I read Joel On Software regularly, and I recommend it highly. Whether you’re a “software programming is an engineering discipline!” wonk or a “software programming is art!” evangelist, Joel has interesting things to say about writing software, deploying software, and occasionally stuff that software programmers never learn about in school, hardly ever think about at work, and really ought to think about more.
This post is an interesting analysis of the concept of SLA’s, uptime, and what it means to be a service provider. He makes some really good points.
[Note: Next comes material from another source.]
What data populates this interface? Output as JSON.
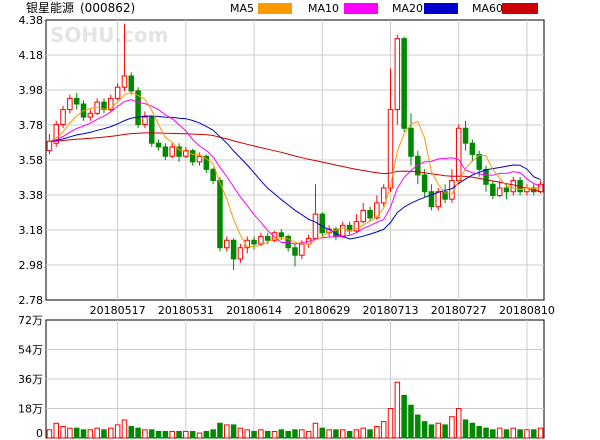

One of the problems with the IT field in general is that people who like create metrics and targets have a tendency to write for Harvard Business Review. I’m not knocking HBR, per se, but it does have one problem; on the whole, Harvard Business Review is written and edited to appeal to people who read Harvard Business Review. This audience has a tendency to be comprised mostly of people who are executives at large corporations. Six nines uptime is a very difficult target, and not one that small to medium organizations are going to be aiming at very often.
From Continuity Central (linked in Joel’s post):
Table 1: Uptime and Maximum Downtime
Uptime Uptime Downtime per Year Six nines 99.9999% 31.5 seconds Five nines 99.999% 5 minutes 35 seconds Four nines 99.99% 52 minutes 33 seconds Three nines 99.9% 8 hours 46 minutes Two nines 99.0% 87 hours 36 minutes One nine 90.0% 36 days 12 hours
“Five or Six Nines” kinds of numbers, and the amount of money required to attain them, are important to Fortune 500 companies, national infrastructure, and the military. They’re not really feasible for small or medium organizations, and really ought not to be considered. For a company that does a million dollars of business a year, a day-long outage isn’t really that big of a deal. The ~ $2,700 that they’d lose isn’t a hell of a lot, in comparison to the money that they would spend moving from three nines to four nines. They’re probably not going to lose all that money anyway, since a million-dollar a year company probably isn’t going to lose the entire transaction. The customer will try to log into the web site, fail, and call their customer service rep, who they probably know and talk to regularly anyway. Compare this with a company that does hundreds of millions or billions of dollars of sales in a year, like Dell Computer. Here the customer tries to log into the web site, fails, and most likely isn’t going to attack Dell’s sales phone tree, instead they’ll move on to hp.com or toshiba.com. They might not make the sale elsewhere, but when you’re talking big numbers, small percentages start making a major difference.
For small to medium organizations, the loss isn’t in the actual downtime, it’s in the perception of the customer. Joel’s solution here is aimed at squarely at solving that problem, and it’s a really nice idea.